Varick and Sonja’s peaceful, hard-working life is disrupted, though, when Sonja’s widowed father – a big-shot London arts critic and television presenter – arrives to live on the estate with his new young trophy wife Elaine, a gorgeous creature dressed in an array of eye-popping Quant-style fashions. Add to the mix the handsome 40-ish doctor, Michael, with his passion for the environment and his drink problem, and you have a fine brew of late-Sixties love, politics and social change, nicely matched to Chekhov’s original play.
The question is whether this glimpse of a time long gone, evoked through a few references in the script and a vintage record-player on stage, really speaks to us in the year 2014.
And despite the excellence of the cast Michael Emans has assembled, the answer seems to be both yes and no. Jessica Brettle’s picture-frame set looks gorgeous at the outset, but sooon becomes far more claustrophobic than the play itself.
The performances are wildly variable, with Ashley Smith superb and moving as Sonja, Selina Boyack in fine form as Elaine, George Anton oddly awkward as the doctor, and Jimmy Chisholm beginning on an uncertain, tongue-tied note as Varick, only to mature towards greatness in the closing scenes.
The show isn’t much helped, either, by David Anderson’s uncomfortable between-scenes renderings of hits from the Beatles’ Rubber Soul, in the role of estate tenant Willie John.

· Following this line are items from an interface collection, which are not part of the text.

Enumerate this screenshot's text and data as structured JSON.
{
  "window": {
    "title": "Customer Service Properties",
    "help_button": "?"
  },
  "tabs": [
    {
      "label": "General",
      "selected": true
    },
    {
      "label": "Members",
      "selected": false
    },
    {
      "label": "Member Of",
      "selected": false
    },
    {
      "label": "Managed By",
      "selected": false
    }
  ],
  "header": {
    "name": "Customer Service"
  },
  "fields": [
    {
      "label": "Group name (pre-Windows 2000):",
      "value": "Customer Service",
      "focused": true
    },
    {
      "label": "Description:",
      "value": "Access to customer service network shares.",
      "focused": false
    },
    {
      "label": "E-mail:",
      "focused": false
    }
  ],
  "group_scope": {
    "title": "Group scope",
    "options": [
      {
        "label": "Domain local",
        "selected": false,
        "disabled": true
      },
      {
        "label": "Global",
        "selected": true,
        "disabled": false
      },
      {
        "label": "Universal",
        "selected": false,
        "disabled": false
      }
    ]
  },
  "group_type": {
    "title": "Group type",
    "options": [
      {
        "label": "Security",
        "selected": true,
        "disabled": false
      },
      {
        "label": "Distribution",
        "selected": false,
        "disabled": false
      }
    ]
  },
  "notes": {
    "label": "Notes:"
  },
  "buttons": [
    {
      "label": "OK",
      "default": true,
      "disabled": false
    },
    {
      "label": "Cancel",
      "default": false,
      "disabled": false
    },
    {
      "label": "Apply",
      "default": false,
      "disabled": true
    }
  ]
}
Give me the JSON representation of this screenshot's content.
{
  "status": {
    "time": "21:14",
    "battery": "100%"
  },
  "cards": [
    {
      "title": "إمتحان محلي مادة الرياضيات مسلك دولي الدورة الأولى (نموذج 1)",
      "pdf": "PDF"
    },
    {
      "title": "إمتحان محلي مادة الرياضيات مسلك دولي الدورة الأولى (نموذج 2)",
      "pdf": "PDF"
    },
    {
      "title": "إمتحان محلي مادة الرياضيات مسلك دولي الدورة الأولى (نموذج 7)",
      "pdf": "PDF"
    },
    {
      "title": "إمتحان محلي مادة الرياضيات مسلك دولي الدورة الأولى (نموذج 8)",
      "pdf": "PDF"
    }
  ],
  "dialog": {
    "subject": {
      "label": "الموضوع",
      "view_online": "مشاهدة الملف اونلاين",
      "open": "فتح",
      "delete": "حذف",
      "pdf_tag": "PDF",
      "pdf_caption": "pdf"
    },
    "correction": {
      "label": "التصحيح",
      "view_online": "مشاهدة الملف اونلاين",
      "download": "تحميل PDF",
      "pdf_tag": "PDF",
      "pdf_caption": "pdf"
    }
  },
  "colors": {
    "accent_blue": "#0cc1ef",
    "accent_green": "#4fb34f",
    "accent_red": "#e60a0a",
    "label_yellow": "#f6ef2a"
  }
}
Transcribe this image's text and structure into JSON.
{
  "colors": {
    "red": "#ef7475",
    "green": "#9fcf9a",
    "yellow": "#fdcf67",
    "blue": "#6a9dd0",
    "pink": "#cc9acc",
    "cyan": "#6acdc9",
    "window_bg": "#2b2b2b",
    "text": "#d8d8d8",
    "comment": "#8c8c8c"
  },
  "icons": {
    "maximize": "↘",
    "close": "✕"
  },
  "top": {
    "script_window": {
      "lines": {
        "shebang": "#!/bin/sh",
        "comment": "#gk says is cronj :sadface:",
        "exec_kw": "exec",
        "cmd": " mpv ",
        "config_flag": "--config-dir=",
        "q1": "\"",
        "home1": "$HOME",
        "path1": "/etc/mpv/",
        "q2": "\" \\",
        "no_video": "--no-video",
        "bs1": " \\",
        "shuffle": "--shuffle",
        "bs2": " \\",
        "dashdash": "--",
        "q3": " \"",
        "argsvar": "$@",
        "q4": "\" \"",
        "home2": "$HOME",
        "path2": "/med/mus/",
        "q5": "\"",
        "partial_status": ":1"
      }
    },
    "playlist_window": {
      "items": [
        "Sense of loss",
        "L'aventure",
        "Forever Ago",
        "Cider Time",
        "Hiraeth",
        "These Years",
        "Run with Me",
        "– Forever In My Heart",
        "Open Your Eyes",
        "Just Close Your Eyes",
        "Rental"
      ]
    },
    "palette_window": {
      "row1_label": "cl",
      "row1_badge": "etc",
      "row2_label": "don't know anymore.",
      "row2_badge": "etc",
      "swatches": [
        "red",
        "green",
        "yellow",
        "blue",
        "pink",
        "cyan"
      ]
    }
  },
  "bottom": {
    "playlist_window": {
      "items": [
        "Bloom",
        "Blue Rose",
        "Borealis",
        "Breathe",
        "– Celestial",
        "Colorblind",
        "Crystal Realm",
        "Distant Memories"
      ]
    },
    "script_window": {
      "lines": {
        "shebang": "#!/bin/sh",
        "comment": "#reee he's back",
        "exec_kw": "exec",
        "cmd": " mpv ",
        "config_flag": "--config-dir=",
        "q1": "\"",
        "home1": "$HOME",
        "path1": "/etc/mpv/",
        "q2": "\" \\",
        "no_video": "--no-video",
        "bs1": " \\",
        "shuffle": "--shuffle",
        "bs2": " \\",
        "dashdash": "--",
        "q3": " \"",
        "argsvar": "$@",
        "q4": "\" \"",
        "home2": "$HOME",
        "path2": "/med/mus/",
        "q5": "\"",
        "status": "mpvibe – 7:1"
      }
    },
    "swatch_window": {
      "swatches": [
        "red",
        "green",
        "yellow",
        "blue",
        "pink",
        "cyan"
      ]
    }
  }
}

In the end, Chekhov’s final scenes shine through, in all their mighty longing and sadness. That, though, is all about the old magic of fine actors getting to grips with this greatest of plays about human disappointment and loss. All the rest is just window-dressing, whether a century ago, in the 1960s, or today.
Seen on 01.05.14
• King’s Theatre, Edinburgh, 7-10 May and on tour 12 May-6 June.